#### Task to complete
Pull out every line with the word "Rectangle" from the entries below.

[Information supplied Boundary: Start]

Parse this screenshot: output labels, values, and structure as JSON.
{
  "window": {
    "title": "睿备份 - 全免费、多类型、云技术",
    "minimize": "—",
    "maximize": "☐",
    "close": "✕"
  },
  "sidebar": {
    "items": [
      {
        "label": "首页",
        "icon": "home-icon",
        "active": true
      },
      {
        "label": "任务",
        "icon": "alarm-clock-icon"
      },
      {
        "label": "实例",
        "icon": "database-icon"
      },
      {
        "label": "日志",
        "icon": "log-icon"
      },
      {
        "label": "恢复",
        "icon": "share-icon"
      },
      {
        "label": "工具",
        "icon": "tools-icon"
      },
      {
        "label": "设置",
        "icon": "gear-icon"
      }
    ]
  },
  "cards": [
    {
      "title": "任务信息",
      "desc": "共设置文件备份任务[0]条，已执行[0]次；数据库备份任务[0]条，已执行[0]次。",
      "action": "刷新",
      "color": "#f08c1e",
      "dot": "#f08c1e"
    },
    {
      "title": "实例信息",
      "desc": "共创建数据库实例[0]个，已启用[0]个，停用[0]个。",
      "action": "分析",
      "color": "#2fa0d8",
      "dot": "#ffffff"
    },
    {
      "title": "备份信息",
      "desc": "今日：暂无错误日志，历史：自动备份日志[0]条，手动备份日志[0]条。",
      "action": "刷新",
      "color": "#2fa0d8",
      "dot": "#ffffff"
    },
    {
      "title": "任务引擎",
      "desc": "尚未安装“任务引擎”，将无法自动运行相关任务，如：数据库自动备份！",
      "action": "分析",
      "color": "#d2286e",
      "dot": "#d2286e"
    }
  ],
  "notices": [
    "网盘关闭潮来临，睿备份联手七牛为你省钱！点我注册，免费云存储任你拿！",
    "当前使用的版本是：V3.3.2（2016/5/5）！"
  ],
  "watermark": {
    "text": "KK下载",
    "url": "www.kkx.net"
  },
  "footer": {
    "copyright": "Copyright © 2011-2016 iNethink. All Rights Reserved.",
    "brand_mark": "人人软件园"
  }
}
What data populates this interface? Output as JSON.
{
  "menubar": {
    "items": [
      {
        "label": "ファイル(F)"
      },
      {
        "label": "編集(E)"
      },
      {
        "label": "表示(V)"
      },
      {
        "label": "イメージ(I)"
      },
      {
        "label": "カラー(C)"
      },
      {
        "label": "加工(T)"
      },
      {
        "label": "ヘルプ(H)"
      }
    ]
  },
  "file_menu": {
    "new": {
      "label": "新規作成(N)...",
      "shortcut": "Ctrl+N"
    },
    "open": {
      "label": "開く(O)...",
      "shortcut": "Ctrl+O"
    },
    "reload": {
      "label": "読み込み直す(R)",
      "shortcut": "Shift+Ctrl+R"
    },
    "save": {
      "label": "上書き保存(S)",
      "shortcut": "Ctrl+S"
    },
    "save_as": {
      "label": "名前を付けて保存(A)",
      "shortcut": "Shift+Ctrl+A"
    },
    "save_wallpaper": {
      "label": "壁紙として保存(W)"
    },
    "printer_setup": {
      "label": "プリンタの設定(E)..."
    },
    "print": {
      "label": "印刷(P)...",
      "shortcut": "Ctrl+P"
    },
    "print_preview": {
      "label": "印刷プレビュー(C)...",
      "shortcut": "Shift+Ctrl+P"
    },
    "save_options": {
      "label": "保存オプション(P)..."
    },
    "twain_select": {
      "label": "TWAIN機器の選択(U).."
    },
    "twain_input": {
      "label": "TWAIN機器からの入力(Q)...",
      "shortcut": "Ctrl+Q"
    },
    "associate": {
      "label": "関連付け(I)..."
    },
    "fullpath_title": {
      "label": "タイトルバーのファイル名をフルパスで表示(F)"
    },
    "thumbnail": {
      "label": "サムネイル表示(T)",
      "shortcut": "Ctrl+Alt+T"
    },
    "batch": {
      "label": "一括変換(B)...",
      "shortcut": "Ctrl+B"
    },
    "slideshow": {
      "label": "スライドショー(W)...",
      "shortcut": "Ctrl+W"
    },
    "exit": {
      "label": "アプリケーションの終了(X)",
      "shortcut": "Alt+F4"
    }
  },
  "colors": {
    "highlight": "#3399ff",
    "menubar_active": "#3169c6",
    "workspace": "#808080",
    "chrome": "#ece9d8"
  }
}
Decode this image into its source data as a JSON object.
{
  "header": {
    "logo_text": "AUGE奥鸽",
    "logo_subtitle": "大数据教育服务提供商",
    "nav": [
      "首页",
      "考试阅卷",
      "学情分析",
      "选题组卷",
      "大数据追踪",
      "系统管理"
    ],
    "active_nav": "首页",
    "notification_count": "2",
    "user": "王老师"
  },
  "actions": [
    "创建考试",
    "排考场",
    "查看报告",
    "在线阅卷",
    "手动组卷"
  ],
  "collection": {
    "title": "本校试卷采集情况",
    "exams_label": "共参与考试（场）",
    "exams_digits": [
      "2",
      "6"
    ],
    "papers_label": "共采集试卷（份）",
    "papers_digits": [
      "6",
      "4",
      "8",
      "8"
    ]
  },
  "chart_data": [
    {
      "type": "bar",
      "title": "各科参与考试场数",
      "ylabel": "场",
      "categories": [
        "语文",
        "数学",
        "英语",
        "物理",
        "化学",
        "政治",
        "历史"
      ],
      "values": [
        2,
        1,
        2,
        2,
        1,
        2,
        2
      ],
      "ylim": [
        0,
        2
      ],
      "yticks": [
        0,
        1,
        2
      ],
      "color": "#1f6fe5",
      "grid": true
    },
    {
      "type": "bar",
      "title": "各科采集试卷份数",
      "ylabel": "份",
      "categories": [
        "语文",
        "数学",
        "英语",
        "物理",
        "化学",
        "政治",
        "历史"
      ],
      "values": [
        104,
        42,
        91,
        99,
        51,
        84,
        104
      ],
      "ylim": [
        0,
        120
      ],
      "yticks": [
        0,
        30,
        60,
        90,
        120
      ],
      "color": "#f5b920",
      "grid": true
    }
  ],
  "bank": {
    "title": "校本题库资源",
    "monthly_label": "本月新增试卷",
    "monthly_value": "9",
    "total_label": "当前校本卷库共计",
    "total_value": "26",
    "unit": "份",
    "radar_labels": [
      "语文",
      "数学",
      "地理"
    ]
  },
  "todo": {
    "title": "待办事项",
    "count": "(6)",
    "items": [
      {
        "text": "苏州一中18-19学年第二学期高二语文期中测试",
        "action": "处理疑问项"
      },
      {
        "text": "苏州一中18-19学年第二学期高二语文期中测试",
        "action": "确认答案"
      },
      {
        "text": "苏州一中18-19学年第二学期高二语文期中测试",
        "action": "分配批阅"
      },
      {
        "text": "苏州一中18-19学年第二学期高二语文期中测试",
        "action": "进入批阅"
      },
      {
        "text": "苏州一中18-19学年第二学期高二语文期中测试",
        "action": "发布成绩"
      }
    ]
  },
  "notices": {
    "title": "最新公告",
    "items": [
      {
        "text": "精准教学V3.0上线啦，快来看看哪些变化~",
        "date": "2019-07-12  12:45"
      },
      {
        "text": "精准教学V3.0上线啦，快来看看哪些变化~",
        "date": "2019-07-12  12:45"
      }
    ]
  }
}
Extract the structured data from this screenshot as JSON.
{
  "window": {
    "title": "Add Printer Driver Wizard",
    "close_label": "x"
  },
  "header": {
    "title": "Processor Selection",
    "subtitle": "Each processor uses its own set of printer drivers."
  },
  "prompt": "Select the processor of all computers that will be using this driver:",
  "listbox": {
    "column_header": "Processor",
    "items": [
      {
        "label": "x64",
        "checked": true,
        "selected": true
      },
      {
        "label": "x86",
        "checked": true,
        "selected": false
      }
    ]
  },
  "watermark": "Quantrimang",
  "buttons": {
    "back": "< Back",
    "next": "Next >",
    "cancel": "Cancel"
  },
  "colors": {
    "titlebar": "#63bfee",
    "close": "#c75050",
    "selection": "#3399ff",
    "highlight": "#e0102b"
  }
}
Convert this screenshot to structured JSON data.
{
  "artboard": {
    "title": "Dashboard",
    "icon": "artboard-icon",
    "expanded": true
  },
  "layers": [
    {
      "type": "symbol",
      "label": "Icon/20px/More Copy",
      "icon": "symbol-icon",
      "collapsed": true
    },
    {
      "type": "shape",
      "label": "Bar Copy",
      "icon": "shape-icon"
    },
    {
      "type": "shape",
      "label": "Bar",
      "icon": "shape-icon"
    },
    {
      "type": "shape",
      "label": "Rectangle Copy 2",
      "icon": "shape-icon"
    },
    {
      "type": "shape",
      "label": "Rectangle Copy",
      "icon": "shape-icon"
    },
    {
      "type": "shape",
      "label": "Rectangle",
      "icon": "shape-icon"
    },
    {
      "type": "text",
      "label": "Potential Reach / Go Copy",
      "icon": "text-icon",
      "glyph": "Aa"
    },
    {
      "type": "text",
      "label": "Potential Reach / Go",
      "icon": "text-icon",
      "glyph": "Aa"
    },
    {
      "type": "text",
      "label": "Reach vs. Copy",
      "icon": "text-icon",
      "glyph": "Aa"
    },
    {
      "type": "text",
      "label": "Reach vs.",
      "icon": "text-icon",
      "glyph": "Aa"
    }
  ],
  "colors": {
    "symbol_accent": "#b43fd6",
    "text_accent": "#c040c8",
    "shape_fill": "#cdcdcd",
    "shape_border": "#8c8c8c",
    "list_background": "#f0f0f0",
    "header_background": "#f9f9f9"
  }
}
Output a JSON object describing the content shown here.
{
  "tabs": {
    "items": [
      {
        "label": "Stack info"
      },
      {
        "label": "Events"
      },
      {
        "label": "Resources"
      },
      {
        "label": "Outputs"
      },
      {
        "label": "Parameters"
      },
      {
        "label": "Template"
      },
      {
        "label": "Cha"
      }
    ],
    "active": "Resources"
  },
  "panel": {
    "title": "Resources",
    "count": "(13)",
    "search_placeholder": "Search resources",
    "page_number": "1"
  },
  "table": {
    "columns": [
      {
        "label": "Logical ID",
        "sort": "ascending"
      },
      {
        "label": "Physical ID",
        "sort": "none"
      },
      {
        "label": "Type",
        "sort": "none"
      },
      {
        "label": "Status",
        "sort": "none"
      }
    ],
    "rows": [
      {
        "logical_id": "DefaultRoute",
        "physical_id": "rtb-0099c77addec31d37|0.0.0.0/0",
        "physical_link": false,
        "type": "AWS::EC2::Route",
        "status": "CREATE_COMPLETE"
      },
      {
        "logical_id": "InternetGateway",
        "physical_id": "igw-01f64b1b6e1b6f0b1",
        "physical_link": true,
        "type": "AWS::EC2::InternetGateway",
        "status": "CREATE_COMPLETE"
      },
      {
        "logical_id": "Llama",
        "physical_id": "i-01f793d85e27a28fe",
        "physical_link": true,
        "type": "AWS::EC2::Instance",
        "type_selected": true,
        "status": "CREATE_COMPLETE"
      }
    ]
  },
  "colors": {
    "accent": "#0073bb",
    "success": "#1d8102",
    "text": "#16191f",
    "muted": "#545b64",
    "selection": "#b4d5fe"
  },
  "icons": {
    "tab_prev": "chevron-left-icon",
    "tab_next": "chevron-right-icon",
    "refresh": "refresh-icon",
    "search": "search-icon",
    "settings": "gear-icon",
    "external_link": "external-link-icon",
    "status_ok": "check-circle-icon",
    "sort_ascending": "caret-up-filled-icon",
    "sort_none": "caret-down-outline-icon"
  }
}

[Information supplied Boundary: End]

#### Task answer
      "label": "Rectangle Copy 2",
      "label": "Rectangle Copy",
      "label": "Rectangle",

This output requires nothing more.